September 27, 1924: "V.G. Backman, lookout at Big Prairie Mountain in the coast range west of Junction City, has returned to Eugene for the winter, accompanied by Mrs. Backman. He will attend the University of Oregon, the lookout stations having been closed for the season. Mr. Backman will be remembered for his work in the local 'Y' office last year. He reports that deer hunting is not good this fall as in former years, owing no doubt to the unusually dry year which drove the deer from the higher regions." (The Eugene Daily Guard)
June 15, 1925: "V.G. Backman goes back to his old post on Prairie mountain, about the distance southwest on the divide between the Siuslaw river and Alsea river." (The Eugene Guard)
September 26, 1925: "V.B. Backman, forest fire lookout on Prairie mountain has been taken off duty, according to R. S. Shelley, supervisor of the Siuslaw national forest, as there appears to be little or no more danger of fires." (Morning Register)
June 29, 1928: Dock Backman, a student, will do his sixth year as lookout on Prairie Mountain." (Siuslaw Oar)
May 1931: "The Prairie Mountain lookout house was broken into again this winter. A shutter from a south window had been removed and a glass broken out. The guest had remained long enough to use a gallon of kerosene and to get the dishes very dirty and things thoroughly messed up. Several things were taken from the house. Fortunately the visitor placed the shutter back over the broken window, otherwise things would have been badly damaged by the rain." (The Salt - Forest newsletter)
June 19, 1931: “Verus Dahlin, who is taking a course in forestry at the O.S.C., will be stationed at Prairie Mountain this summer.” (Siuslaw Oar)
April 4, 1934: Panorama photos taken by Robert Cooper.
1935: ----- Bewley, the lookout was a co-op between the USFS and Western Lane FPA, and remained so until taken over entirely by the state.
Activated: March 18, 1942. Eugene Filter Center.
1953: A half mile of the lookout road was re-aligned.
1958: "A new lookout was built and completed on Prairie Mountain and was used through the fire season. This was a joint undertaking with the Polk-Benton District to our north. Each District paid half of the material costs, Polk-Benton furnished the carpenter and this Association provided all the additional labor. The total cost was $2214.74 for materials." (1958 Annual Report to Oregon Department of Forestry)
1958: The cupola lookout house was moved and a 3-story enclosed 'Amort Special' structure built. The cupola building was purchased by the Kyle Brothers and moved about a quarter of a mile away. The building was used as a line shack while running cattle on the peak.
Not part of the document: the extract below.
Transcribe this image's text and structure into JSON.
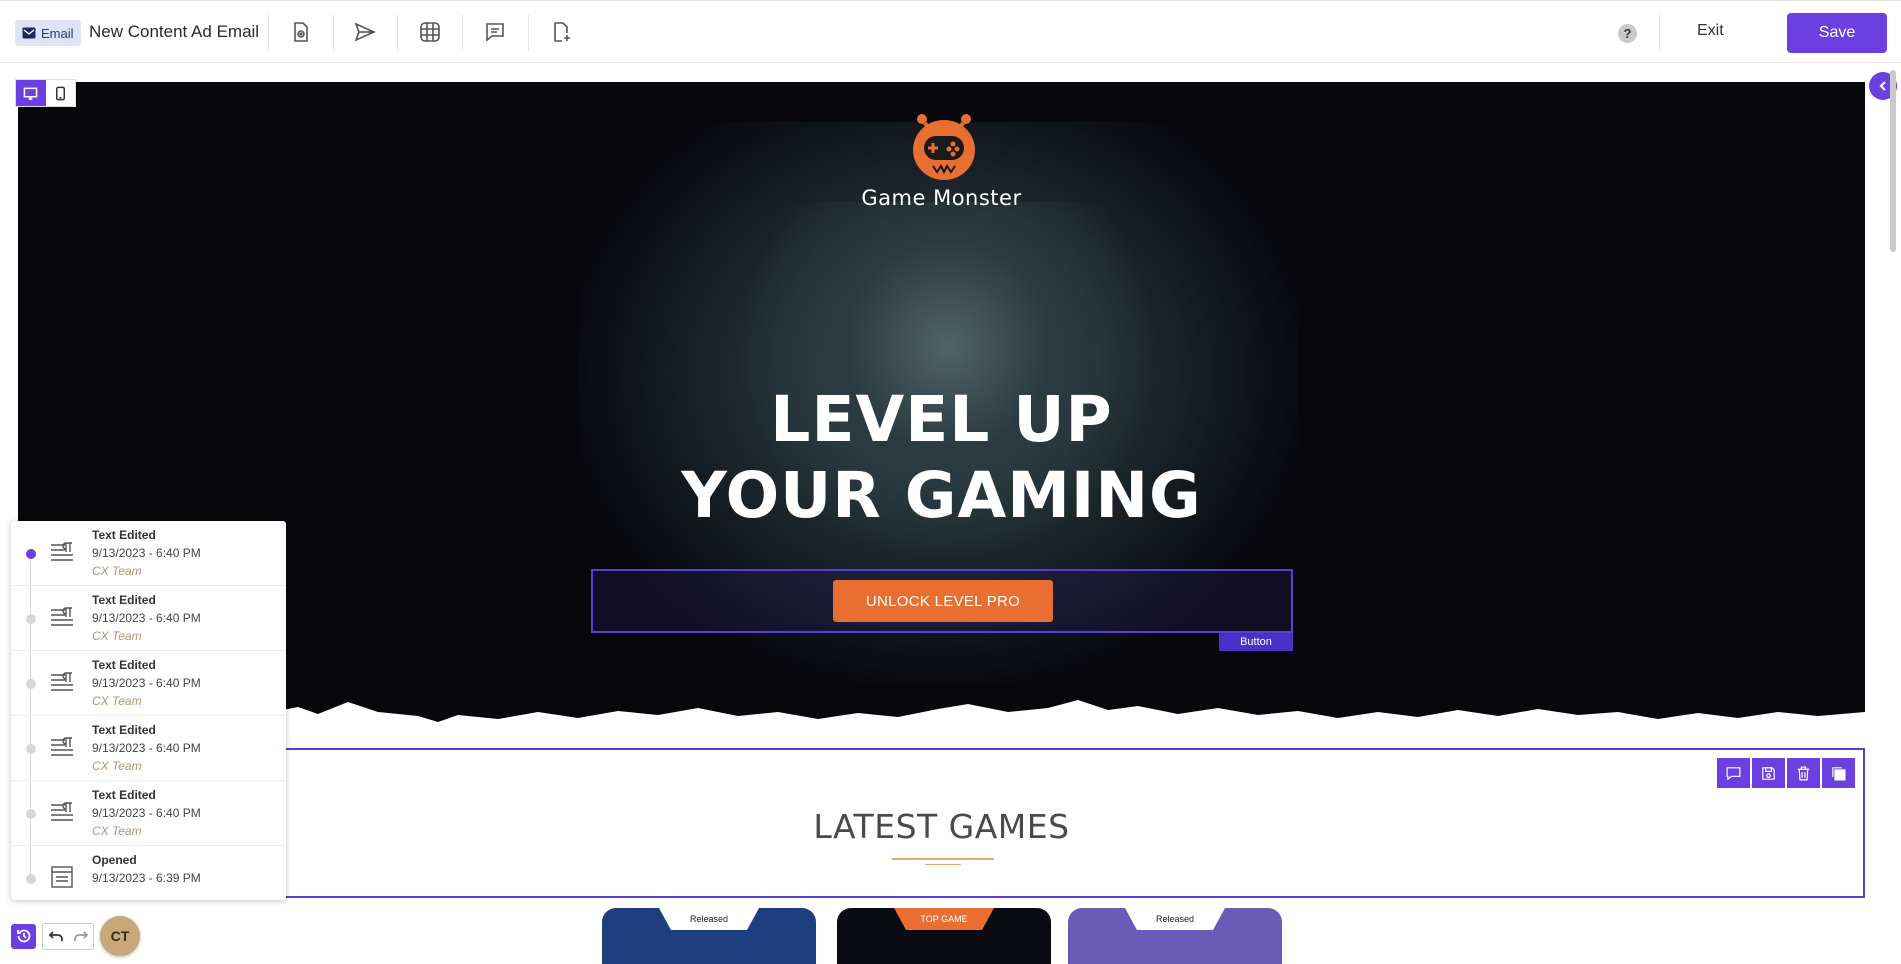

c.2012: The long unused lookout site has been reactivated with the Forest Watch camera detection system.